◆ Task brief ◆
Every line of the records that holds the word "heading" should be copied out.
***** Input data *****
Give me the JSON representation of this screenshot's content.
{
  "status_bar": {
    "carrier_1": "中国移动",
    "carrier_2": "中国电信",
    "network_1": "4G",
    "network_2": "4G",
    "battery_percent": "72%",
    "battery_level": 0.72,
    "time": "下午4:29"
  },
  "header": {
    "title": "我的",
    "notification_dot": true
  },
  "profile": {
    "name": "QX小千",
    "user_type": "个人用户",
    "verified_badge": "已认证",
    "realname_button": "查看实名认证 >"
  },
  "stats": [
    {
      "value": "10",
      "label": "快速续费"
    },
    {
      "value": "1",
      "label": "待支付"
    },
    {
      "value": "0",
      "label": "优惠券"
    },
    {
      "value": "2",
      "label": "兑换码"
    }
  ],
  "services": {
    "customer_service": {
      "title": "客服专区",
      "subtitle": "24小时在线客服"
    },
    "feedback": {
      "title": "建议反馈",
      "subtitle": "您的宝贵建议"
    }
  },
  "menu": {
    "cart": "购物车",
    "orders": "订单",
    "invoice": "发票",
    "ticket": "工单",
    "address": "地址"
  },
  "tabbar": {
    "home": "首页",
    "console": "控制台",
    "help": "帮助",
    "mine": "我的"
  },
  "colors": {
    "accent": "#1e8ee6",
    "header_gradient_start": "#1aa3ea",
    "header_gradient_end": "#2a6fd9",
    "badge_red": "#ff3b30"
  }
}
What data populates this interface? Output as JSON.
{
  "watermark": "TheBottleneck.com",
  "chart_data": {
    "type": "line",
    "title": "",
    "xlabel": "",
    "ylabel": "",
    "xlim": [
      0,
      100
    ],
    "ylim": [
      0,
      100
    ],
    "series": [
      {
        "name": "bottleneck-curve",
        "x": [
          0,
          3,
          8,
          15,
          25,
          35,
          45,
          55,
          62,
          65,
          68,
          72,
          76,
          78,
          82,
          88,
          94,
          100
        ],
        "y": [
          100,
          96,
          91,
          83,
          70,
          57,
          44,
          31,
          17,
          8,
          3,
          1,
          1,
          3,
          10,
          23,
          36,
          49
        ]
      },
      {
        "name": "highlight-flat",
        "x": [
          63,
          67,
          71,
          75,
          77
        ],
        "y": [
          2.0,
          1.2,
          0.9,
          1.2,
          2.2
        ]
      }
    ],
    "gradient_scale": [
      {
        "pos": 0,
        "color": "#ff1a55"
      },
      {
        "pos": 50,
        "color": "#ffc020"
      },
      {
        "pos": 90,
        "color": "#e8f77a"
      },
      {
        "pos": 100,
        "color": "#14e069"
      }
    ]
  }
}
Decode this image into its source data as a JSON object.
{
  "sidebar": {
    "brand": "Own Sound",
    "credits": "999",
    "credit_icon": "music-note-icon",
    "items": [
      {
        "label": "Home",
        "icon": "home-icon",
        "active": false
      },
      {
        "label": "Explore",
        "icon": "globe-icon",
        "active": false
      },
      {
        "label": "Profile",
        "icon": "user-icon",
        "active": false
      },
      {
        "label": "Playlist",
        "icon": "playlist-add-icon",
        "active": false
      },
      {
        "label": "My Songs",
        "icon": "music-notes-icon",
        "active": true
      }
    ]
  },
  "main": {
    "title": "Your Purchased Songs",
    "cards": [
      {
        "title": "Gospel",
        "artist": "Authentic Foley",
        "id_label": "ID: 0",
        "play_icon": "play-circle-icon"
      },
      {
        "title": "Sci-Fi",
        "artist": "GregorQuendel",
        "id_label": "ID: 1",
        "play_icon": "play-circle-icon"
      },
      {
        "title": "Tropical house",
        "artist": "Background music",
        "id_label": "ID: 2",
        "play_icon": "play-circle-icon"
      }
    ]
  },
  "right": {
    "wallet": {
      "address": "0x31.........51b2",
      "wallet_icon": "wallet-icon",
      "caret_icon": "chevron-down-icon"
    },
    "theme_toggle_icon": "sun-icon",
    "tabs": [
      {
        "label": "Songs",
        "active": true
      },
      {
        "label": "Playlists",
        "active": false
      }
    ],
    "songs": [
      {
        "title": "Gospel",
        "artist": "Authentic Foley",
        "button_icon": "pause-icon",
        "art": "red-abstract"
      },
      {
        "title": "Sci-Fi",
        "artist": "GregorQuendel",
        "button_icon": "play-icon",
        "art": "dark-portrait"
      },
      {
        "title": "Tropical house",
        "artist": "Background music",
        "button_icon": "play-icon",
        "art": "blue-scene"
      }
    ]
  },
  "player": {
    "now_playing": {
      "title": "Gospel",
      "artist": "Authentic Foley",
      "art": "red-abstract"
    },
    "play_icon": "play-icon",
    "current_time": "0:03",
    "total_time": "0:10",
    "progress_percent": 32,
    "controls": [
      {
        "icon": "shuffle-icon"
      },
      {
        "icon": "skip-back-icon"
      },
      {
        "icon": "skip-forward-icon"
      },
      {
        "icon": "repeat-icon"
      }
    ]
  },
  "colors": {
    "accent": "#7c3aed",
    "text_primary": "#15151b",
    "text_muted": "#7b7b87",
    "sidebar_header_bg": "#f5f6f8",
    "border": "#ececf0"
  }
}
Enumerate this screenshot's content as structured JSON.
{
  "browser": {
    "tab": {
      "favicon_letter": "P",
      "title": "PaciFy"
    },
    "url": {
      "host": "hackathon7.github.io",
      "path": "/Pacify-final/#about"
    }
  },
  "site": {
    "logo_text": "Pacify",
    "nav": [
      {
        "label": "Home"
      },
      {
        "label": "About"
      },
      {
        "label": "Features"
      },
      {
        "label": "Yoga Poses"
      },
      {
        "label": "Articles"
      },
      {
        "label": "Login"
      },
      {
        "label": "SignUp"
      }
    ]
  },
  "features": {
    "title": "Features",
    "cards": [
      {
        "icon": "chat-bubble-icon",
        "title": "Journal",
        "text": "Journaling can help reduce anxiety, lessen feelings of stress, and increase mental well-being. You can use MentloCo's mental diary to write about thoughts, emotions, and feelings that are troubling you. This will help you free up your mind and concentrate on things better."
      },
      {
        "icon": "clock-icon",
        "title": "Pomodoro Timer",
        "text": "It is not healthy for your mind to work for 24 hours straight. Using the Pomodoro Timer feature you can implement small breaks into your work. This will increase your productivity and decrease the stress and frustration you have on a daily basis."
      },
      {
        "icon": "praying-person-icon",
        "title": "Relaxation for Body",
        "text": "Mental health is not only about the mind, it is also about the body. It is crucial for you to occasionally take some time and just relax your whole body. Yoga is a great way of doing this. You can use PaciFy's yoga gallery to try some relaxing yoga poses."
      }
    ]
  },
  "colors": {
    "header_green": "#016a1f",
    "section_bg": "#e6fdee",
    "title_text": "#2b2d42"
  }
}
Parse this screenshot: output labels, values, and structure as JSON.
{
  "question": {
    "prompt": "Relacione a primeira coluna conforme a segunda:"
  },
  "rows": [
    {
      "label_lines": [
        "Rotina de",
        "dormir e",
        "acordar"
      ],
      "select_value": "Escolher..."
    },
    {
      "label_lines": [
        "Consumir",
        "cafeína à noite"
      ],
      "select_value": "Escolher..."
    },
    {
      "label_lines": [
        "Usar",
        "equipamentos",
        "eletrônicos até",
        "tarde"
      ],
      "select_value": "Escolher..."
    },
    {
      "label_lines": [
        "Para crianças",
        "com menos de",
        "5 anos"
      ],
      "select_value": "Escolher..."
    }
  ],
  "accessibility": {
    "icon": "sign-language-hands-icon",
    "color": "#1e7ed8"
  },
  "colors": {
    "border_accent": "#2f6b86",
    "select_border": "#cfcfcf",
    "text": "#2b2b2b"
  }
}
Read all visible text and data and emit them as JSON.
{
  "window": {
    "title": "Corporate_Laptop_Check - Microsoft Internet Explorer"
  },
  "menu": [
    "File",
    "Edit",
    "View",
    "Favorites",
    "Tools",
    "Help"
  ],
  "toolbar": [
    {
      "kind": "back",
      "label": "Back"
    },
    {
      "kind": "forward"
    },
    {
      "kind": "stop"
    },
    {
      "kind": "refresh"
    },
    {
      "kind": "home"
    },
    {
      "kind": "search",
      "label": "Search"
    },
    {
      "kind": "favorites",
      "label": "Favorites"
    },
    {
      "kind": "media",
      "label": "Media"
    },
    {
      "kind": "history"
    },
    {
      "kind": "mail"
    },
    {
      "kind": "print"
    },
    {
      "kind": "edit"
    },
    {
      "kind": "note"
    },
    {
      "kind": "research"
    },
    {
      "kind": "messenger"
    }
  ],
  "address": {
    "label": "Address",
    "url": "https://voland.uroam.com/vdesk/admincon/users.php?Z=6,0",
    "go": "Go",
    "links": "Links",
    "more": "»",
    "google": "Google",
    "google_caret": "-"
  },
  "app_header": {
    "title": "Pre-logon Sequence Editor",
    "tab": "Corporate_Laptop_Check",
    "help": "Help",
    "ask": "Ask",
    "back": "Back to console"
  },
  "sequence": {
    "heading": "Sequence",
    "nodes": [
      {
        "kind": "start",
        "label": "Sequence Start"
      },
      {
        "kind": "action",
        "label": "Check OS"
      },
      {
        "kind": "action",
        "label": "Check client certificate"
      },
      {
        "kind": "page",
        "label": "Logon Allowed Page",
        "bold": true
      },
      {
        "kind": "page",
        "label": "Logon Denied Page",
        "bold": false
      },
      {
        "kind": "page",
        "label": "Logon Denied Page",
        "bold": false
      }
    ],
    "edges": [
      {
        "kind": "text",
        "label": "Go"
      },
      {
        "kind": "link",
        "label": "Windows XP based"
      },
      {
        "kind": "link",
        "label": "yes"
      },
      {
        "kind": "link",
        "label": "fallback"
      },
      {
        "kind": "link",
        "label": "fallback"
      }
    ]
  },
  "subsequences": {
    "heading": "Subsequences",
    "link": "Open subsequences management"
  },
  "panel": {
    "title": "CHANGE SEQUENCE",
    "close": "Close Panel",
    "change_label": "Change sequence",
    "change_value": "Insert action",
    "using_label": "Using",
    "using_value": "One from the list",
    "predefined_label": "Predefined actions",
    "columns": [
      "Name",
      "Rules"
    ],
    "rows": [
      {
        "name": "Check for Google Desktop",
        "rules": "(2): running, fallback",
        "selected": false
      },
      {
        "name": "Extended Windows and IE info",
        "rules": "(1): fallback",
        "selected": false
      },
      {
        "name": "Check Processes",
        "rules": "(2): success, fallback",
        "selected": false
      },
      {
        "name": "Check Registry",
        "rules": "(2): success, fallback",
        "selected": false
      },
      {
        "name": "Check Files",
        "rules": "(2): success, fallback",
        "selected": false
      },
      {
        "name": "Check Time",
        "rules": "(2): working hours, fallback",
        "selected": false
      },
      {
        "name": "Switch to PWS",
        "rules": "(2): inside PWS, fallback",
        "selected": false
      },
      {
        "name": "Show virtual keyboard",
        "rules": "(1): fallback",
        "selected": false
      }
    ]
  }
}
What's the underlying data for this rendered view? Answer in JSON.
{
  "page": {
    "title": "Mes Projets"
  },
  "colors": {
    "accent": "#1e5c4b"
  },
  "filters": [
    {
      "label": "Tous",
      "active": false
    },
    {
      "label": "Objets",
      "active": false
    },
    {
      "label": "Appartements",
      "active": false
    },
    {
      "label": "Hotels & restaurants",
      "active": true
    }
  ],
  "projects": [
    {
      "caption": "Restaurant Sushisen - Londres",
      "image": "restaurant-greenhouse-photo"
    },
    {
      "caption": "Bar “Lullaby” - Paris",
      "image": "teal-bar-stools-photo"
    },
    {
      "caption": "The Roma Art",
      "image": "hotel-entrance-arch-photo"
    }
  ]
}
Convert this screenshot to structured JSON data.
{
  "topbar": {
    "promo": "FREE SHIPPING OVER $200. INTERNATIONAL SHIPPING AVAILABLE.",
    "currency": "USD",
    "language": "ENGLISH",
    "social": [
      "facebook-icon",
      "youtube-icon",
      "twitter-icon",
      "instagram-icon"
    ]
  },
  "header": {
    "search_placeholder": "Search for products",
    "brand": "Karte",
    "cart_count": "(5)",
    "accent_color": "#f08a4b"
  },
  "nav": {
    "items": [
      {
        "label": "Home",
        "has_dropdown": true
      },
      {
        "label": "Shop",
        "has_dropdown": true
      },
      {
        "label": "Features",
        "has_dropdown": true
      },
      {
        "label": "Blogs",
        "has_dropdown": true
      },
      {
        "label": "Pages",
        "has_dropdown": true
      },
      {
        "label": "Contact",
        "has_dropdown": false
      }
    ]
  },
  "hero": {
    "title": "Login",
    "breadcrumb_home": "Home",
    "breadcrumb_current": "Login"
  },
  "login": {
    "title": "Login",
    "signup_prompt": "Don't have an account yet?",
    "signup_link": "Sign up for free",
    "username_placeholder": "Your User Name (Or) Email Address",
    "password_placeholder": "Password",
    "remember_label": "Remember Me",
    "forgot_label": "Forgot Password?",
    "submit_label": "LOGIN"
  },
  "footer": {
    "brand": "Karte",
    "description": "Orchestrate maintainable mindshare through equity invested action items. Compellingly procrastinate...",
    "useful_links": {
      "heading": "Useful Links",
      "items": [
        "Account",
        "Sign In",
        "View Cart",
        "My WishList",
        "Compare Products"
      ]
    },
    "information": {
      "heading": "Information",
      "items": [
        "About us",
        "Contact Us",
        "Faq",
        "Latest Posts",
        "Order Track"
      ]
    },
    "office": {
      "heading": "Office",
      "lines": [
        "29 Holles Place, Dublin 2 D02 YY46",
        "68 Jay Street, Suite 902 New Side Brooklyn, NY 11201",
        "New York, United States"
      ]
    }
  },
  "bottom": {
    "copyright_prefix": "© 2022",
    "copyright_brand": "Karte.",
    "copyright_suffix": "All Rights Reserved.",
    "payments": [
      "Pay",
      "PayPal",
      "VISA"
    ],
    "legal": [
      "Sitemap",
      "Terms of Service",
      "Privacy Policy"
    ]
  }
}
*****
◆ Your solution ◆
    "heading": "Sequence",
    "heading": "Subsequences",
      "heading": "Useful Links",
      "heading": "Information",
      "heading": "Office",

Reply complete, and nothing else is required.